‘The hospitals are going to be kept open. Whether the new hospitals will be built or not is the question.
‘I think it will be a bad thing if it doesn’t go through.
‘The plans have been made for a long time in the making to address the needs of the people of east London.
‘It will be a blow if they don’t proceed.
‘When the Labour government came to power we thought that was going to be the end of PFI. We’re paying for it now.’
Speaking for doctors, Scott, an assistant consultant, referred to the letter from 1,000 doctors appealing to Blair: ‘Everyone would be in agreement with the letter that went in the Times.
‘It would be very unjust to the people if they want to destroy the hospitals that serve them.
‘It’s a huge area and Bart’s and the London is the only cardiac and cancer centre serving east London.
‘There’s no capacity at the other hospitals to take the huge amount of work that goes on at the trust.
‘The PFI and full redevelopment has been proposed with government backing and should be re-instated.’
Former Labour health minister, St Pancras and Holborn MP Frank Dobson was being interviewed by a TV crew at Bart’s.
He told News Line: ‘It’s a scandal and it’s a betrayal.
‘Lots of people are concerned with the diminished trust in politicians.
‘The prime minister stood on the steps of Bart’s when when he was leader of the opposition and promised it would be saved.
‘When he came to government, he said it would be saved – now it’s in danger again.’
At the Royal London Hospital, Whitechapel, catering worker Raja Lingham said: ‘We don’t know what will happen to us.
‘They’ve told us they will keep our NHS pensions.
‘The company Skanska has taken over the hospital.
‘They’ve already re-built part of the hospital.
‘Skanska says they have been a success around Europe.
‘The NHS is good. We don’t know what will happen to it.
‘The Labour government has come in and is selling off everything.

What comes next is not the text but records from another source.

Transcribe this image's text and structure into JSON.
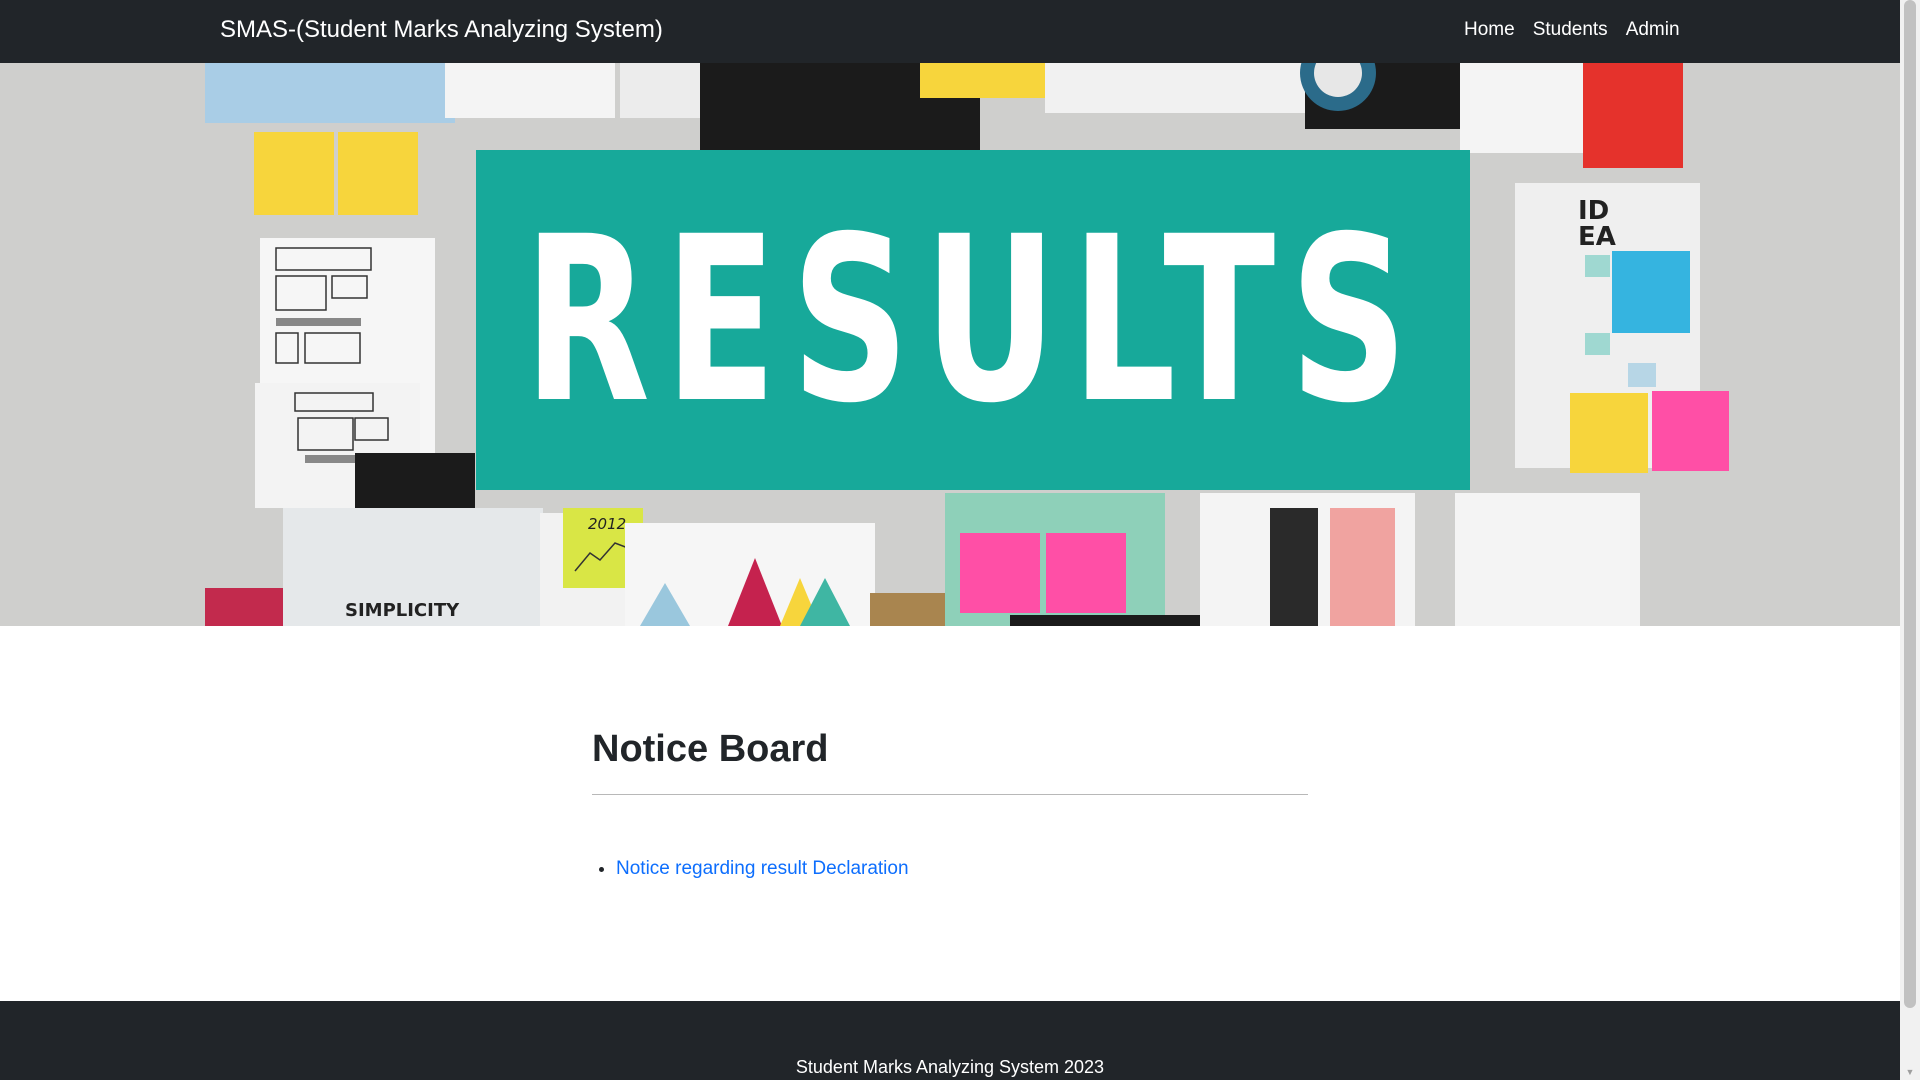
{
  "navbar": {
    "brand": "SMAS-(Student Marks Analyzing System)",
    "links": [
      "Home",
      "Students",
      "Admin"
    ]
  },
  "hero": {
    "headline": "RESULTS",
    "labels": {
      "simplicity": "SIMPLICITY",
      "year": "2012",
      "idea": "IDEA"
    },
    "colors": {
      "board": "#17a99a",
      "pink": "#ff4fa6",
      "yellow": "#f7d53c",
      "blue": "#35b4e0",
      "red": "#e5322c"
    }
  },
  "notice_board": {
    "title": "Notice Board",
    "items": [
      "Notice regarding result Declaration"
    ]
  },
  "footer": {
    "text": "Student Marks Analyzing System 2023"
  }
}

Nobody knows what’s going on.
‘Bart’s is closing down. They are bringing it all here – very soon.
‘The contract goes on till 2043.
‘They are cutting down on staff.
‘Two or three years ago, the government said it had waiting times of 4-6 hours. Now they’ve got a Walk-In centre. It’s quicker but it’s not a good service.’
A London hospital doctor who did not wish to be named because of trust police, said: ‘It’s a shame that the facilities are not going to be adequate for this population, that is my concern as a doctor.
‘It’s one of the poorest regions in the UK.
‘The hospital has been starved of resources for years. It was hoped there would be a development.
‘Now I’m worried for the community.’
Catering worker Rosales added: ‘I didn’t think this was going to happen.
‘There are so many changes and they are not good.
‘There’s more managers than the labourers.
‘It should be more labourers than managers because we do all the work.
‘They’ve cut too much. They’ve cut the hours.
‘When I started working in the NHS, it was forty hours a week but now its thirty-seven and a half hours.
‘Our wages stay the same but everything else is going up – fares, bills, food are all going up.’
Refuse porter Bill Hall declared: ‘It’s a shambles!
‘Our working conditions are dangerous.
‘The laundry is coming down. The restaurant is coming down next week – it’s a brand new building, I don’t know why they’re taking it down.
‘I don’t want to know anything about PFI, I want to stay in the NHS. I want the pensions to stay in the NHS.
‘They want to close Bart’s.
‘The government has never put enough money into the NHS.
‘The doctors say there is going to be a new hospital, now the government says it could close down.
‘The unions should be taking action over this but the union leaders don’t do anything.’